Another way to think about it is finding alignment. You want your value proposition, customer needs, and distribution to be in a state of balance. In order to sustain growth, finding this sweet spot is crucial.

How Do You Know You’ve Achieved it?

It’s actually pretty easy to tell if you’ve achieved product/market fit or not. If you have, there will be steady demand for your product without much marketing, and maybe even more demand than you can currently meet. You can quantify it by using customer surveys. If a significant portion of your market would be very disappointed if your product went away, you’ve found the right market for your product.

Other ways you can tell you’ve found your product/market fit:

  • You’ve got repeat customers
  • Word-of-mouth is spreading
  • Press is reaching out to you
  • You’ve had to scale up your hiring

Finding Your Product/Market Fit

No matter how good your product is, if it’s not reaching the right market, it will fail. To find your niche, you must be able to answer these questions:

  1. Who is your target customer?
  2. What are their needs?
  3. What is your value proposition?

Outlining Your Target Customer

Your target customer is the person whose problem your product solves. To define your target customer, you’ll need to utilize “market segmentation.” This is the process of divvying up the market into subsets that share commonalities like behavior, buying habits, age, life stage, and more. These smaller segments will eventually become your “persona archetypes,” for example, the busy working mom or the young professional.

To begin, your target customer is really just a hypothesis that must be tested and proved. As you gather information, your target persona will become more refined.

Surfacing Customer Needs

Once you have an idea who your target might be, it’s time to dive into their specific needs and how they’re not being met. What’s currently on the market and how does it meet their needs? How does it fall short? How can your product fill that gap? Your value proposition should fill that gap in an indispensable way.

Defining Your Unique Value Proposition

Your value proposition is what differentiates you from the competition and it is integral to finding long-term success. It’s what only you can do for your target customer, and it should be obvious.

Testing Your Hypothesis

Once you’ve got a handle on who your target is, what they need, and how your product meets that need, you can move on to the testing phase. In last week’s blog, we went in-depth into what a minimum viable product (MVP) is and how to develop one. The MVP is crucial in finding your product/market fit as it allows you to test your product with your hypothesized target customer. As you receive feedback, you can improve your product and narrow in on your target.

Measuring Your Success

A simple way to measure your product/market fit over time is to figure out how much of the total addressable market (TAM) are already customers and watch how that number grows (or fails to grow).

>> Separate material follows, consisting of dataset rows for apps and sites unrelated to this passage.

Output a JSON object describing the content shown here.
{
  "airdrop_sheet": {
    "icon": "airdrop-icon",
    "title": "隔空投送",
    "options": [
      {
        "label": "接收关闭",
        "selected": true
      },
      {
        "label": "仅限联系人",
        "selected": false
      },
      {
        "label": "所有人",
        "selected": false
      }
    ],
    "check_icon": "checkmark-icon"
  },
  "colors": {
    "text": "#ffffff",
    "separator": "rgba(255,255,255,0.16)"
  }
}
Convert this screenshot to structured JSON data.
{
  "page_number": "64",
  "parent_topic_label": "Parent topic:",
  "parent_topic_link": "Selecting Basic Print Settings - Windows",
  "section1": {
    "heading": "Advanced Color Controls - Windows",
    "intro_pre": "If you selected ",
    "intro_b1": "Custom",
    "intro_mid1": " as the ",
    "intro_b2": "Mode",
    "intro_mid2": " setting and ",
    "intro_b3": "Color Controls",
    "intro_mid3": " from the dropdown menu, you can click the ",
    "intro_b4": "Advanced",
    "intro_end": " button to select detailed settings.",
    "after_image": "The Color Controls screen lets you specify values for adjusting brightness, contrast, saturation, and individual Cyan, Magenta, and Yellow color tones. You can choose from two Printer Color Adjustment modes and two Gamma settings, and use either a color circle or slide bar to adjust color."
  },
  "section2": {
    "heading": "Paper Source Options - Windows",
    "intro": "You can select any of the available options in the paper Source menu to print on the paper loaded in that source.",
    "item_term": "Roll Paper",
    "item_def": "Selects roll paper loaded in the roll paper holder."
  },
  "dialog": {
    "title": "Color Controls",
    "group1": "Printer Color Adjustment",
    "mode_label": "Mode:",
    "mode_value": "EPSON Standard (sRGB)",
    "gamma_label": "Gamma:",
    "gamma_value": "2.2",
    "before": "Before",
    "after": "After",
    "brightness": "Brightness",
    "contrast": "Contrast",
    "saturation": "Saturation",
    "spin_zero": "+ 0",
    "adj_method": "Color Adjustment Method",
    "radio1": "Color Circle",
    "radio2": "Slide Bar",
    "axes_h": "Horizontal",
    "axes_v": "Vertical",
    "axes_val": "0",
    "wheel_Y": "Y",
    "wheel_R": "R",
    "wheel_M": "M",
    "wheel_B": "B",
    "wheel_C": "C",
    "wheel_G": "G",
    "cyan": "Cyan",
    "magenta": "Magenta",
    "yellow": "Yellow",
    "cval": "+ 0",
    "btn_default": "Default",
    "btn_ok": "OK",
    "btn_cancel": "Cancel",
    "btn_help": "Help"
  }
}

TAM is calculated by multiplying your average revenue per user by the total number of potential customers in the market. Once you have that value, you can easily figure out what percentage of that number are customers. If a high percentage of the TAM is currently a customer, or you are seeing growth in that percentage when tracked over time, that is a positive indicator of your product/market fit.

Some Misconceptions

First to Market Wins

At this point, creating a brand new market is quite difficult. It’s more realistic to reinvent what is already there, or “disrupt” the market. It’s more about nailing your product/market first than it is about arriving first.

Once You’ve Found it, You Can’t Lose it

As nice as it would be to find your perfect product/market fit and never have to change it, that’s not reality. Consumer needs are constantly evolving, the marketing is always in flux, and the competition will aim to keep up. If you want to stay relevant, your product/market fit will need to evolve as well.

Key Takeaways

As the saying goes, if you try to be everything for everyone, you’ll end up being nothing for no one. As your business grows, you’ll better understand the unique problem you’re solving. The key is to focus on it early and avoid complacency once you’ve found it. Your consumer will evolve, and so should your product.